[Data records for software interfaces]
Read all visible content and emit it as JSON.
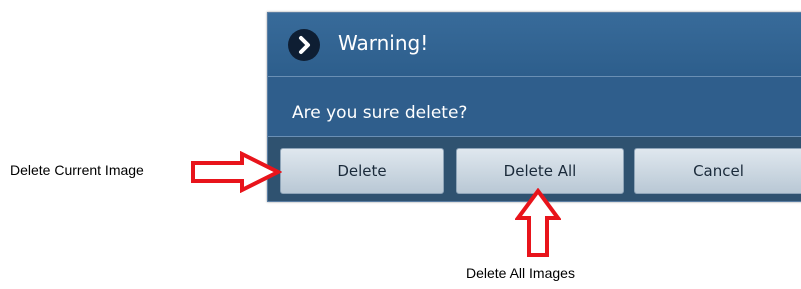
{
  "dialog": {
    "title": "Warning!",
    "message": "Are you sure delete?",
    "icon": "chevron-right-icon",
    "buttons": {
      "delete": "Delete",
      "delete_all": "Delete All",
      "cancel": "Cancel"
    }
  },
  "annotations": {
    "delete_current": "Delete Current Image",
    "delete_all": "Delete All Images"
  },
  "colors": {
    "dialog_bg": "#2f5e8c",
    "arrow_red": "#e8141b"
  }
}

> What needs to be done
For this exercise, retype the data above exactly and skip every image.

> Exercise output
Read all visible content and emit it as JSON.
{
  "dialog": {
    "title": "Warning!",
    "message": "Are you sure delete?",
    "icon": "chevron-right-icon",
    "buttons": {
      "delete": "Delete",
      "delete_all": "Delete All",
      "cancel": "Cancel"
    }
  },
  "annotations": {
    "delete_current": "Delete Current Image",
    "delete_all": "Delete All Images"
  },
  "colors": {
    "dialog_bg": "#2f5e8c",
    "arrow_red": "#e8141b"
  }
}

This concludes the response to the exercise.